___ Data provided

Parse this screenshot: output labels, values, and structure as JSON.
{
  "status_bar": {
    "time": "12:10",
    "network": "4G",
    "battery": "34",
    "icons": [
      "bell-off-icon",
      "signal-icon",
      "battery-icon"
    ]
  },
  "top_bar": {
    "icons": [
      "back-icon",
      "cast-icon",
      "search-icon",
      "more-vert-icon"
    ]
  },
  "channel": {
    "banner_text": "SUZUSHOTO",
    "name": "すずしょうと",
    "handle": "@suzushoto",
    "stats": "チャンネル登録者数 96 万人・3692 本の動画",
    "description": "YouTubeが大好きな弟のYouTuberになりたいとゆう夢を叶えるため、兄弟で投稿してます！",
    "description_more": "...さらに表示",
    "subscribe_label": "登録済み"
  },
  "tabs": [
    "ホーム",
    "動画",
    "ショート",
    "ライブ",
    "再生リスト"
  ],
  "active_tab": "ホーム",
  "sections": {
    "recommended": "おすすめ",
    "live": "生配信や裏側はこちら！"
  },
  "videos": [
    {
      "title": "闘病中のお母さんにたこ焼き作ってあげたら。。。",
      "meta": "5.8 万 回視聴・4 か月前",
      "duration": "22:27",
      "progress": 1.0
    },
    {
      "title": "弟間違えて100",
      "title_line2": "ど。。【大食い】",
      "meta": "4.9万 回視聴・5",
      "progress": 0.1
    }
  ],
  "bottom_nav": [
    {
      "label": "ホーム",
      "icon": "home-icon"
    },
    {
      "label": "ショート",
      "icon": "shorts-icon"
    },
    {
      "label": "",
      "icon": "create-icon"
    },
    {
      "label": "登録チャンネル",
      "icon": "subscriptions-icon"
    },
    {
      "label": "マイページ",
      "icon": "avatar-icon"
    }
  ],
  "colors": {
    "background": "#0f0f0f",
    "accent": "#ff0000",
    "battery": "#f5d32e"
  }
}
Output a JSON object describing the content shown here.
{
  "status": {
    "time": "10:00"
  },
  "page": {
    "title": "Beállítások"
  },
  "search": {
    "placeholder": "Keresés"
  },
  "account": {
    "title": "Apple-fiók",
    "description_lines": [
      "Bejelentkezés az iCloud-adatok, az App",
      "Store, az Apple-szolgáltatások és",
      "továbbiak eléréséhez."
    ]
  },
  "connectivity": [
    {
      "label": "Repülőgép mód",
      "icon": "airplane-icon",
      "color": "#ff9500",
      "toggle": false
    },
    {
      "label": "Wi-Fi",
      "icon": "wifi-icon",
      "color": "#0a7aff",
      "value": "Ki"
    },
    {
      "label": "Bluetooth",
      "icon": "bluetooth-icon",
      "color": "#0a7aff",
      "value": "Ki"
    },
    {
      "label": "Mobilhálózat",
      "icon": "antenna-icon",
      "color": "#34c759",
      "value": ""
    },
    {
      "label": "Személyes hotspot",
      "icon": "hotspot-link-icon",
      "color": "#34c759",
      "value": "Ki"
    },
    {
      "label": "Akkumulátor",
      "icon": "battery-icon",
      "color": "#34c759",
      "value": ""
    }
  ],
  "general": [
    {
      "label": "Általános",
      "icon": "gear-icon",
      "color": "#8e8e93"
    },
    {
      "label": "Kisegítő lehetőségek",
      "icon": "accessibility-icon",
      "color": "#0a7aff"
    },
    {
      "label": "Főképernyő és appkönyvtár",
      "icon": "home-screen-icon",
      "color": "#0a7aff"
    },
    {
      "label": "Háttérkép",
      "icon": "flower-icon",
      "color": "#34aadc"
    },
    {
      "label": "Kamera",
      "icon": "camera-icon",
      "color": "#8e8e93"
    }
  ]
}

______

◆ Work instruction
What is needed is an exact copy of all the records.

◆ Exercise result
Parse this screenshot: output labels, values, and structure as JSON.
{
  "status_bar": {
    "time": "12:10",
    "network": "4G",
    "battery": "34",
    "icons": [
      "bell-off-icon",
      "signal-icon",
      "battery-icon"
    ]
  },
  "top_bar": {
    "icons": [
      "back-icon",
      "cast-icon",
      "search-icon",
      "more-vert-icon"
    ]
  },
  "channel": {
    "banner_text": "SUZUSHOTO",
    "name": "すずしょうと",
    "handle": "@suzushoto",
    "stats": "チャンネル登録者数 96 万人・3692 本の動画",
    "description": "YouTubeが大好きな弟のYouTuberになりたいとゆう夢を叶えるため、兄弟で投稿してます！",
    "description_more": "...さらに表示",
    "subscribe_label": "登録済み"
  },
  "tabs": [
    "ホーム",
    "動画",
    "ショート",
    "ライブ",
    "再生リスト"
  ],
  "active_tab": "ホーム",
  "sections": {
    "recommended": "おすすめ",
    "live": "生配信や裏側はこちら！"
  },
  "videos": [
    {
      "title": "闘病中のお母さんにたこ焼き作ってあげたら。。。",
      "meta": "5.8 万 回視聴・4 か月前",
      "duration": "22:27",
      "progress": 1.0
    },
    {
      "title": "弟間違えて100",
      "title_line2": "ど。。【大食い】",
      "meta": "4.9万 回視聴・5",
      "progress": 0.1
    }
  ],
  "bottom_nav": [
    {
      "label": "ホーム",
      "icon": "home-icon"
    },
    {
      "label": "ショート",
      "icon": "shorts-icon"
    },
    {
      "label": "",
      "icon": "create-icon"
    },
    {
      "label": "登録チャンネル",
      "icon": "subscriptions-icon"
    },
    {
      "label": "マイページ",
      "icon": "avatar-icon"
    }
  ],
  "colors": {
    "background": "#0f0f0f",
    "accent": "#ff0000",
    "battery": "#f5d32e"
  }
}
Output a JSON object describing the content shown here.
{
  "status": {
    "time": "10:00"
  },
  "page": {
    "title": "Beállítások"
  },
  "search": {
    "placeholder": "Keresés"
  },
  "account": {
    "title": "Apple-fiók",
    "description_lines": [
      "Bejelentkezés az iCloud-adatok, az App",
      "Store, az Apple-szolgáltatások és",
      "továbbiak eléréséhez."
    ]
  },
  "connectivity": [
    {
      "label": "Repülőgép mód",
      "icon": "airplane-icon",
      "color": "#ff9500",
      "toggle": false
    },
    {
      "label": "Wi-Fi",
      "icon": "wifi-icon",
      "color": "#0a7aff",
      "value": "Ki"
    },
    {
      "label": "Bluetooth",
      "icon": "bluetooth-icon",
      "color": "#0a7aff",
      "value": "Ki"
    },
    {
      "label": "Mobilhálózat",
      "icon": "antenna-icon",
      "color": "#34c759",
      "value": ""
    },
    {
      "label": "Személyes hotspot",
      "icon": "hotspot-link-icon",
      "color": "#34c759",
      "value": "Ki"
    },
    {
      "label": "Akkumulátor",
      "icon": "battery-icon",
      "color": "#34c759",
      "value": ""
    }
  ],
  "general": [
    {
      "label": "Általános",
      "icon": "gear-icon",
      "color": "#8e8e93"
    },
    {
      "label": "Kisegítő lehetőségek",
      "icon": "accessibility-icon",
      "color": "#0a7aff"
    },
    {
      "label": "Főképernyő és appkönyvtár",
      "icon": "home-screen-icon",
      "color": "#0a7aff"
    },
    {
      "label": "Háttérkép",
      "icon": "flower-icon",
      "color": "#34aadc"
    },
    {
      "label": "Kamera",
      "icon": "camera-icon",
      "color": "#8e8e93"
    }
  ]
}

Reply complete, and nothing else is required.